Task to carry out: Go through the records and filter out every line lacking the word "language"; copy the lines that remain.

Page and application data records:
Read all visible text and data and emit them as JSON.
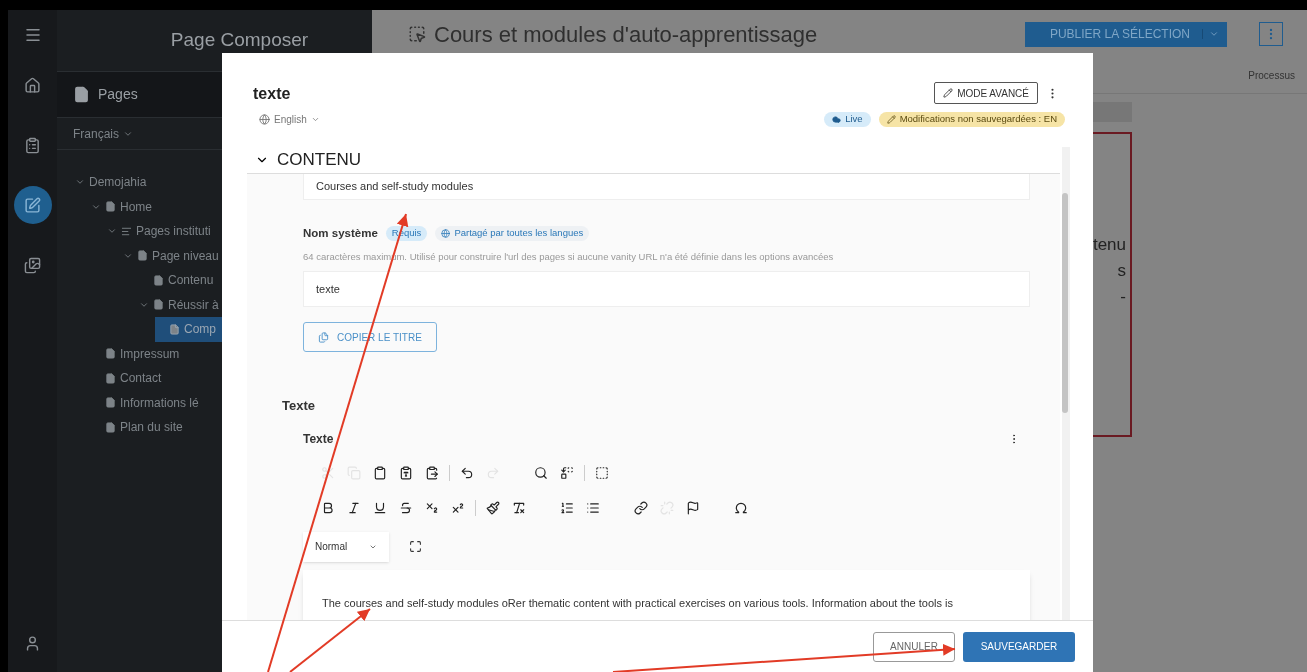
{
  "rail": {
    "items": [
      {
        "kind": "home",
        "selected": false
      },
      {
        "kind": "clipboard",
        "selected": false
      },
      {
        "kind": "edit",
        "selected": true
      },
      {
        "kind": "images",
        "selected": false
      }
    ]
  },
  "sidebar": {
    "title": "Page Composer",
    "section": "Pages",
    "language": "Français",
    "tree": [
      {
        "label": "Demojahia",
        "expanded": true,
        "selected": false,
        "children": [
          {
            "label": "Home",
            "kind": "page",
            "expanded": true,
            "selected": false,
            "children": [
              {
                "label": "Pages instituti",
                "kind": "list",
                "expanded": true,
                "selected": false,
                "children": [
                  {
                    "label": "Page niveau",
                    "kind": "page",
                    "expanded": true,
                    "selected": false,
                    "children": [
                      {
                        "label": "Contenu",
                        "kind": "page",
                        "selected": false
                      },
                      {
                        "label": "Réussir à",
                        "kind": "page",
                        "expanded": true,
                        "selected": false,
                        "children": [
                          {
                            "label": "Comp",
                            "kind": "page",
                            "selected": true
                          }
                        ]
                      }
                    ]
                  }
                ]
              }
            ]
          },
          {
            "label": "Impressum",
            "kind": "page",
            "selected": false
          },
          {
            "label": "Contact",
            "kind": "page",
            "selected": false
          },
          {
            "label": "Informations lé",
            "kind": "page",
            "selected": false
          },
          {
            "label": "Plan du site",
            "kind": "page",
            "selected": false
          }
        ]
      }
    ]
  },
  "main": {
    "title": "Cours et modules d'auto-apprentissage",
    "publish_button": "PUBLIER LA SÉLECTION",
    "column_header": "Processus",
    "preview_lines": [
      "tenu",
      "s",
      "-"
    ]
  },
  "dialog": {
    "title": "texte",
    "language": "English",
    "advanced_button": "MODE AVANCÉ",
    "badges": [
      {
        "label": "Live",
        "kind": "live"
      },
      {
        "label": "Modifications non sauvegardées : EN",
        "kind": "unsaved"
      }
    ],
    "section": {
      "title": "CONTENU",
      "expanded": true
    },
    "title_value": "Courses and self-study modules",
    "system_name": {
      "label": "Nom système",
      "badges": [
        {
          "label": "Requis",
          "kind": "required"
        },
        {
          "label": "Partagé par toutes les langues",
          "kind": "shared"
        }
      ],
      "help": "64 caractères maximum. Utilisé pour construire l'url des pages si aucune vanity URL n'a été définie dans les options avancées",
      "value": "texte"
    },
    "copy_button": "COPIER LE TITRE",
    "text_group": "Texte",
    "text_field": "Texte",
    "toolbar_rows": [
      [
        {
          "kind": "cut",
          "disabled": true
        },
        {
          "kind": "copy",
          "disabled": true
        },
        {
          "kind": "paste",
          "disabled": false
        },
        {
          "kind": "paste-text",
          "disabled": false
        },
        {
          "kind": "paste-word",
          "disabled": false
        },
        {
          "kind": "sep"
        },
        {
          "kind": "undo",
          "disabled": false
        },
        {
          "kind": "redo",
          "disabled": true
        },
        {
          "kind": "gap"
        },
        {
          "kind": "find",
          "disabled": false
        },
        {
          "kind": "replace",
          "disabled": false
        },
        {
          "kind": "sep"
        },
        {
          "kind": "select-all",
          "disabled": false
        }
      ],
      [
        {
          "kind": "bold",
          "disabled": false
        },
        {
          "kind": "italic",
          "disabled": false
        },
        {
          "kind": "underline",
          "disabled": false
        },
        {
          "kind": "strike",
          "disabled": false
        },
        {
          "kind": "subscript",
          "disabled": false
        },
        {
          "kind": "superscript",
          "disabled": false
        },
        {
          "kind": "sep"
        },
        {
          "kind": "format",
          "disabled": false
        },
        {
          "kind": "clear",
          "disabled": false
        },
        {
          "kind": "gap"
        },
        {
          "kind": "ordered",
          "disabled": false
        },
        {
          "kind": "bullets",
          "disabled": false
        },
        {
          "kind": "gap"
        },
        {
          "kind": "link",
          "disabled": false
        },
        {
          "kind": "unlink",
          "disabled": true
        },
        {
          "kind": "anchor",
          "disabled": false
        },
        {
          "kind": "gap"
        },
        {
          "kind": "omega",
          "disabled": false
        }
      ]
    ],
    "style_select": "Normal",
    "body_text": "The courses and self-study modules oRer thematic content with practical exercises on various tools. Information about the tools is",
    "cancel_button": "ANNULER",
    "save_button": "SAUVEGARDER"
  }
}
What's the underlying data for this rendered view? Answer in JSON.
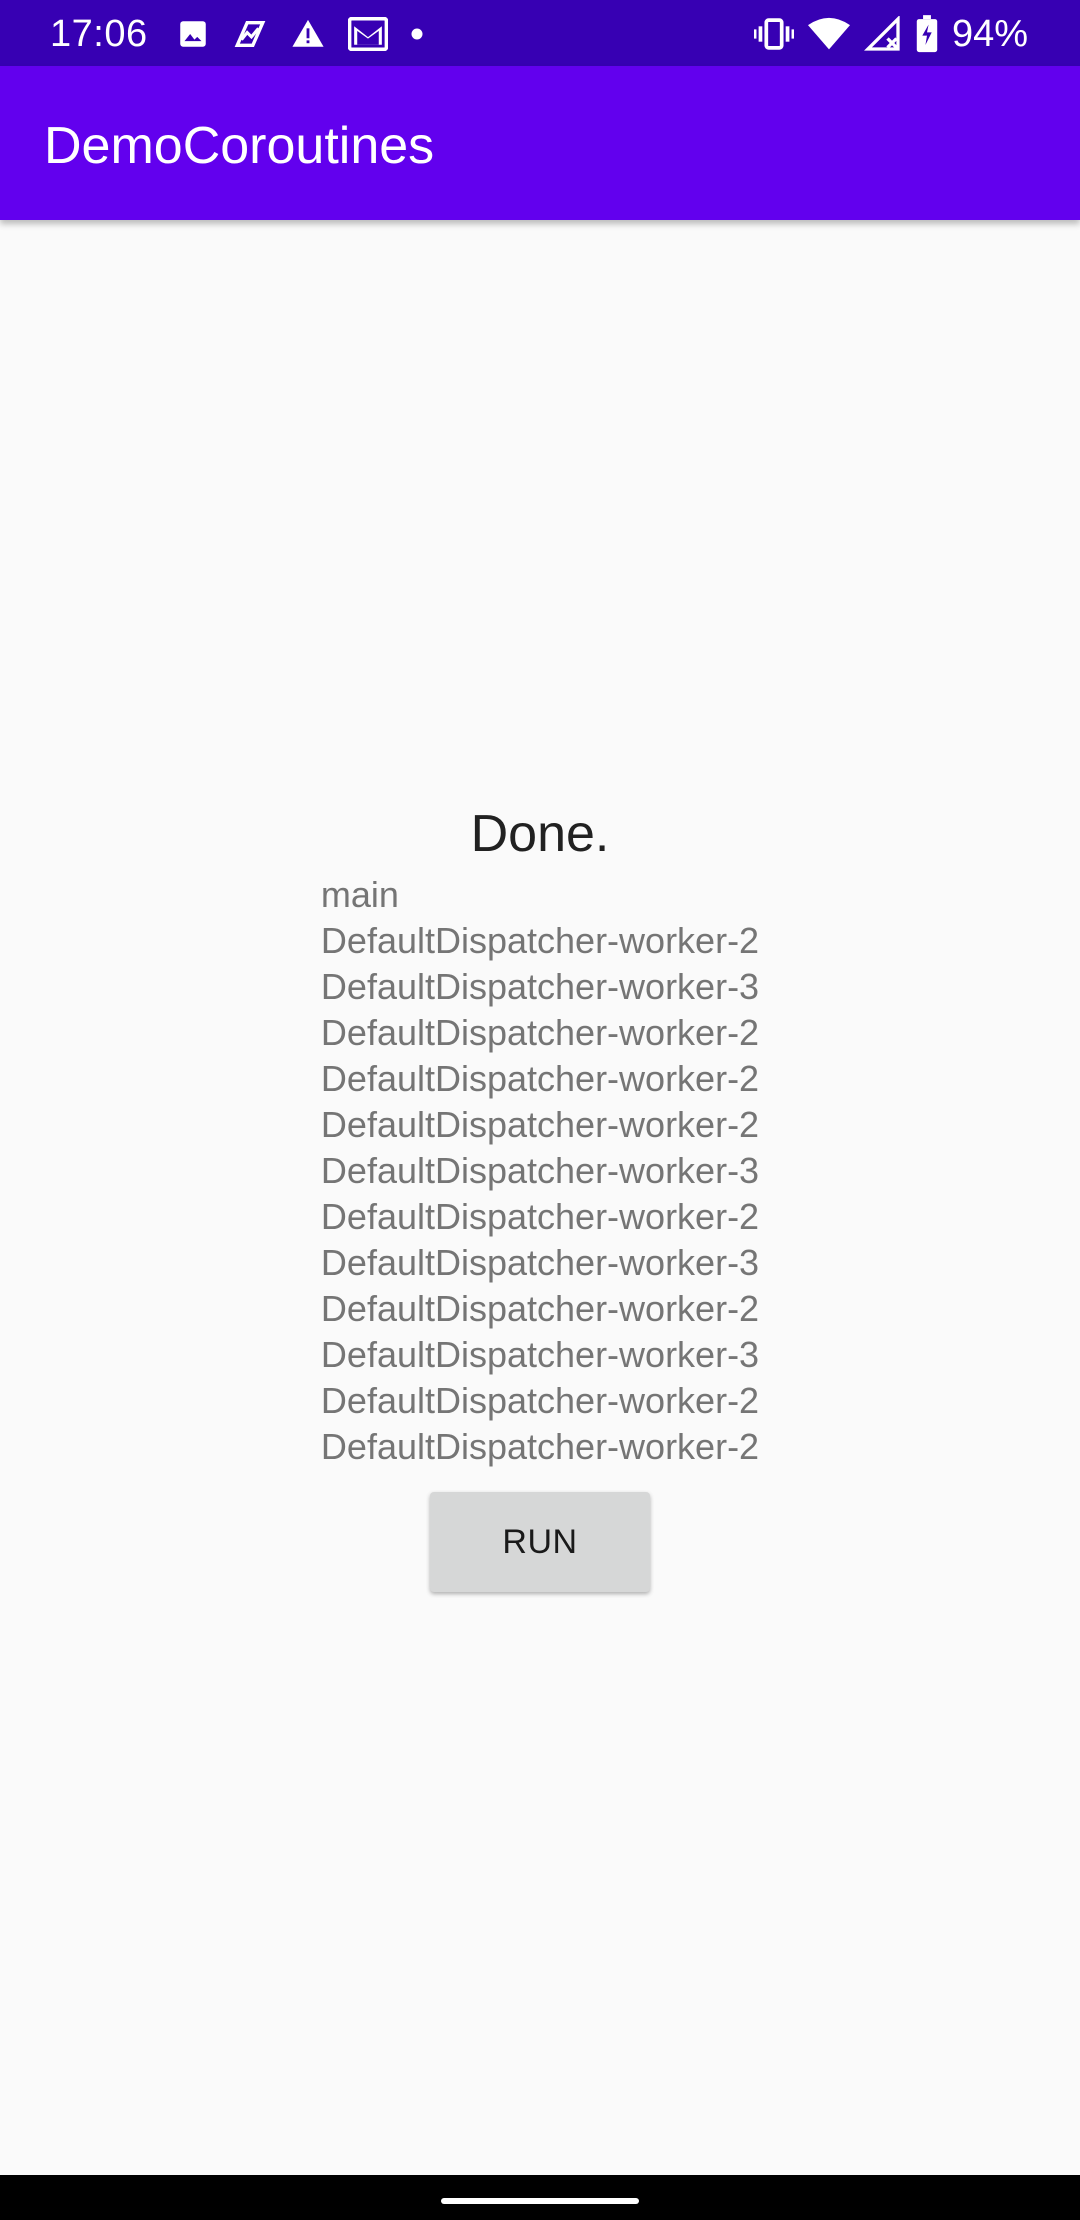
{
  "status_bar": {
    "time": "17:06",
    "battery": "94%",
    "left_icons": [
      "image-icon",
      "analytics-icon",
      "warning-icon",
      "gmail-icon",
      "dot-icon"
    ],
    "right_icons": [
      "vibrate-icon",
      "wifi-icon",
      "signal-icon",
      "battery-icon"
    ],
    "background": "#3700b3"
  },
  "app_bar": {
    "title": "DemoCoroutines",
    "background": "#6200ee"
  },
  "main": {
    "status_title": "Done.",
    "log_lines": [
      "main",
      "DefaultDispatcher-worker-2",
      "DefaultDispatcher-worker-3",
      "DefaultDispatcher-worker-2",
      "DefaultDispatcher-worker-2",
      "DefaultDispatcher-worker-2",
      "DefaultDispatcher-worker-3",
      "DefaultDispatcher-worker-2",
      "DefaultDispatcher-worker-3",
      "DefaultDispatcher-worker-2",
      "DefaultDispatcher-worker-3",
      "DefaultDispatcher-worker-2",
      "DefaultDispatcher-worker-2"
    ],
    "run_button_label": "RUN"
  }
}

Task solution:
    "language": "Français",
    "language": "English",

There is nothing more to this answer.